Task:
When a line of the entries contains the word "icon", report that line.

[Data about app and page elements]
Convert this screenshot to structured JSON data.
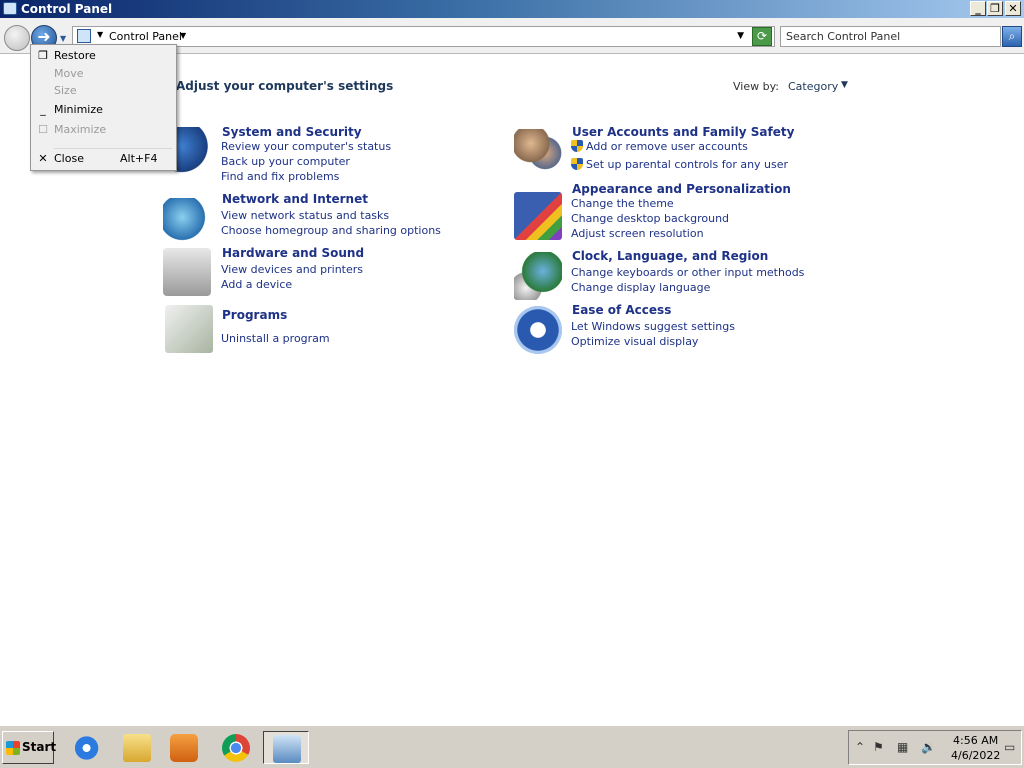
{
  "window": {
    "title": "Control Panel"
  },
  "address": {
    "crumb": "Control Panel",
    "search_placeholder": "Search Control Panel"
  },
  "main": {
    "title": "Adjust your computer's settings",
    "view_by_label": "View by:",
    "view_by_value": "Category"
  },
  "categories": [
    {
      "title": "System and Security",
      "links": [
        "Review your computer's status",
        "Back up your computer",
        "Find and fix problems"
      ]
    },
    {
      "title": "Network and Internet",
      "links": [
        "View network status and tasks",
        "Choose homegroup and sharing options"
      ]
    },
    {
      "title": "Hardware and Sound",
      "links": [
        "View devices and printers",
        "Add a device"
      ]
    },
    {
      "title": "Programs",
      "links": [
        "Uninstall a program"
      ]
    },
    {
      "title": "User Accounts and Family Safety",
      "links": [
        "Add or remove user accounts",
        "Set up parental controls for any user"
      ]
    },
    {
      "title": "Appearance and Personalization",
      "links": [
        "Change the theme",
        "Change desktop background",
        "Adjust screen resolution"
      ]
    },
    {
      "title": "Clock, Language, and Region",
      "links": [
        "Change keyboards or other input methods",
        "Change display language"
      ]
    },
    {
      "title": "Ease of Access",
      "links": [
        "Let Windows suggest settings",
        "Optimize visual display"
      ]
    }
  ],
  "system_menu": {
    "items": [
      {
        "label": "Restore",
        "enabled": true
      },
      {
        "label": "Move",
        "enabled": false
      },
      {
        "label": "Size",
        "enabled": false
      },
      {
        "label": "Minimize",
        "enabled": true
      },
      {
        "label": "Maximize",
        "enabled": false
      },
      {
        "label": "Close",
        "shortcut": "Alt+F4",
        "enabled": true
      }
    ]
  },
  "taskbar": {
    "start_label": "Start",
    "apps": [
      "internet-explorer-icon",
      "folder-icon",
      "media-player-icon",
      "chrome-icon",
      "control-panel-icon"
    ],
    "time": "4:56 AM",
    "date": "4/6/2022"
  },
  "colors": {
    "link": "#1e3287",
    "title_dark": "#1e395b",
    "taskbar": "#d4d0c8"
  }
}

Result:
      "internet-explorer-icon",
      "folder-icon",
      "media-player-icon",
      "chrome-icon",
      "control-panel-icon"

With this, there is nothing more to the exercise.